--- START ---

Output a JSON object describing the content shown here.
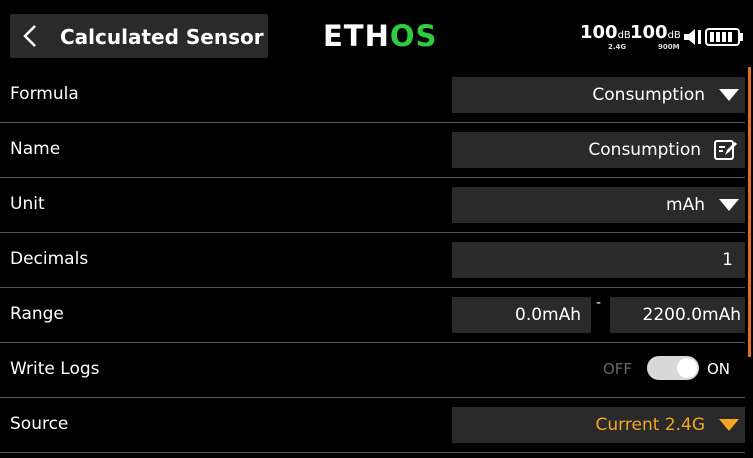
{
  "header": {
    "title": "Calculated Sensor",
    "logo_left": "ETH",
    "logo_right": "OS",
    "rssi": [
      {
        "value": "100",
        "unit": "dB",
        "band": "2.4G"
      },
      {
        "value": "100",
        "unit": "dB",
        "band": "900M"
      }
    ],
    "icons": [
      "back-chevron-icon",
      "audio-icon",
      "battery-icon"
    ]
  },
  "colors": {
    "accent": "#f5a623",
    "logo_green": "#2ecc40",
    "scrollbar": "#e07020",
    "field_bg": "#2a2a2a"
  },
  "rows": {
    "formula": {
      "label": "Formula",
      "value": "Consumption"
    },
    "name": {
      "label": "Name",
      "value": "Consumption"
    },
    "unit": {
      "label": "Unit",
      "value": "mAh"
    },
    "decimals": {
      "label": "Decimals",
      "value": "1"
    },
    "range": {
      "label": "Range",
      "min": "0.0mAh",
      "separator": "-",
      "max": "2200.0mAh"
    },
    "write_logs": {
      "label": "Write Logs",
      "off_label": "OFF",
      "on_label": "ON",
      "state": "on"
    },
    "source": {
      "label": "Source",
      "value": "Current 2.4G"
    }
  }
}
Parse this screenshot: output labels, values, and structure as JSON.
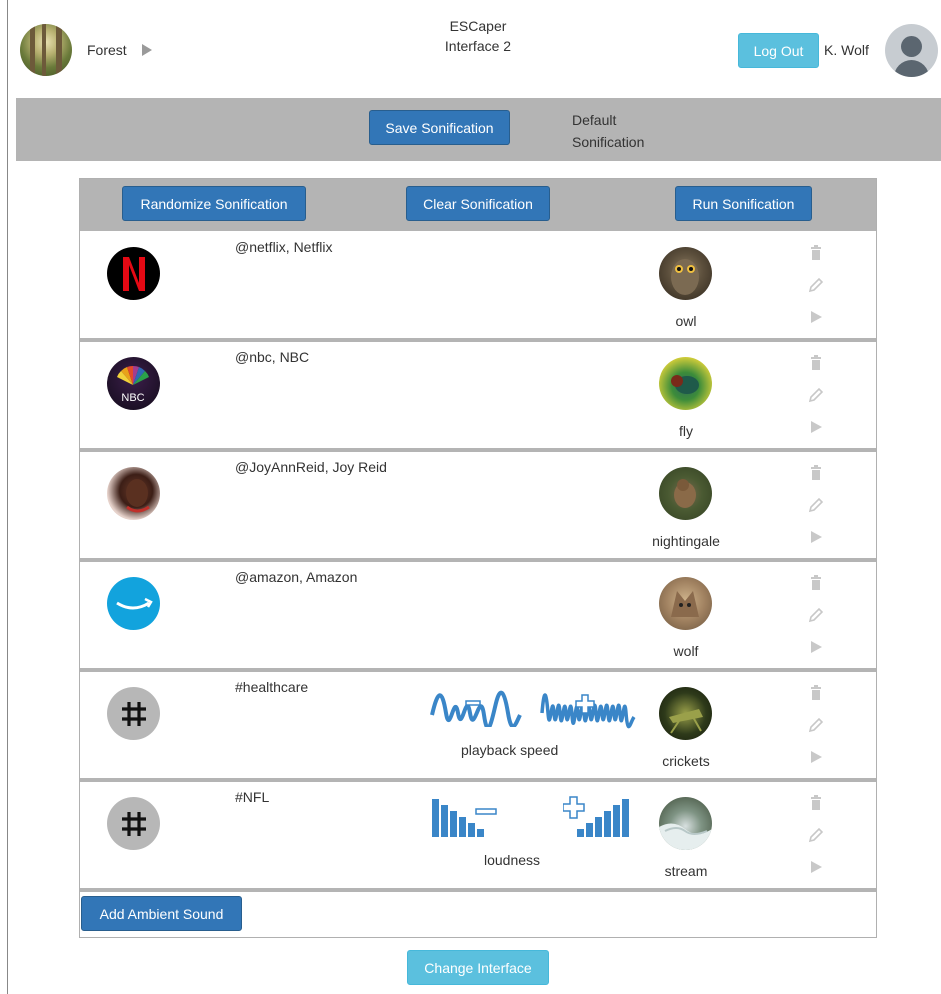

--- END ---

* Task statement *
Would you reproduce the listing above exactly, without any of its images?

* Result of the task *
Output a JSON object describing the content shown here.
{
  "header": {
    "title": "Calculated Sensor",
    "logo_left": "ETH",
    "logo_right": "OS",
    "rssi": [
      {
        "value": "100",
        "unit": "dB",
        "band": "2.4G"
      },
      {
        "value": "100",
        "unit": "dB",
        "band": "900M"
      }
    ],
    "icons": [
      "back-chevron-icon",
      "audio-icon",
      "battery-icon"
    ]
  },
  "colors": {
    "accent": "#f5a623",
    "logo_green": "#2ecc40",
    "scrollbar": "#e07020",
    "field_bg": "#2a2a2a"
  },
  "rows": {
    "formula": {
      "label": "Formula",
      "value": "Consumption"
    },
    "name": {
      "label": "Name",
      "value": "Consumption"
    },
    "unit": {
      "label": "Unit",
      "value": "mAh"
    },
    "decimals": {
      "label": "Decimals",
      "value": "1"
    },
    "range": {
      "label": "Range",
      "min": "0.0mAh",
      "separator": "-",
      "max": "2200.0mAh"
    },
    "write_logs": {
      "label": "Write Logs",
      "off_label": "OFF",
      "on_label": "ON",
      "state": "on"
    },
    "source": {
      "label": "Source",
      "value": "Current 2.4G"
    }
  }
}
Parse this screenshot: output labels, values, and structure as JSON.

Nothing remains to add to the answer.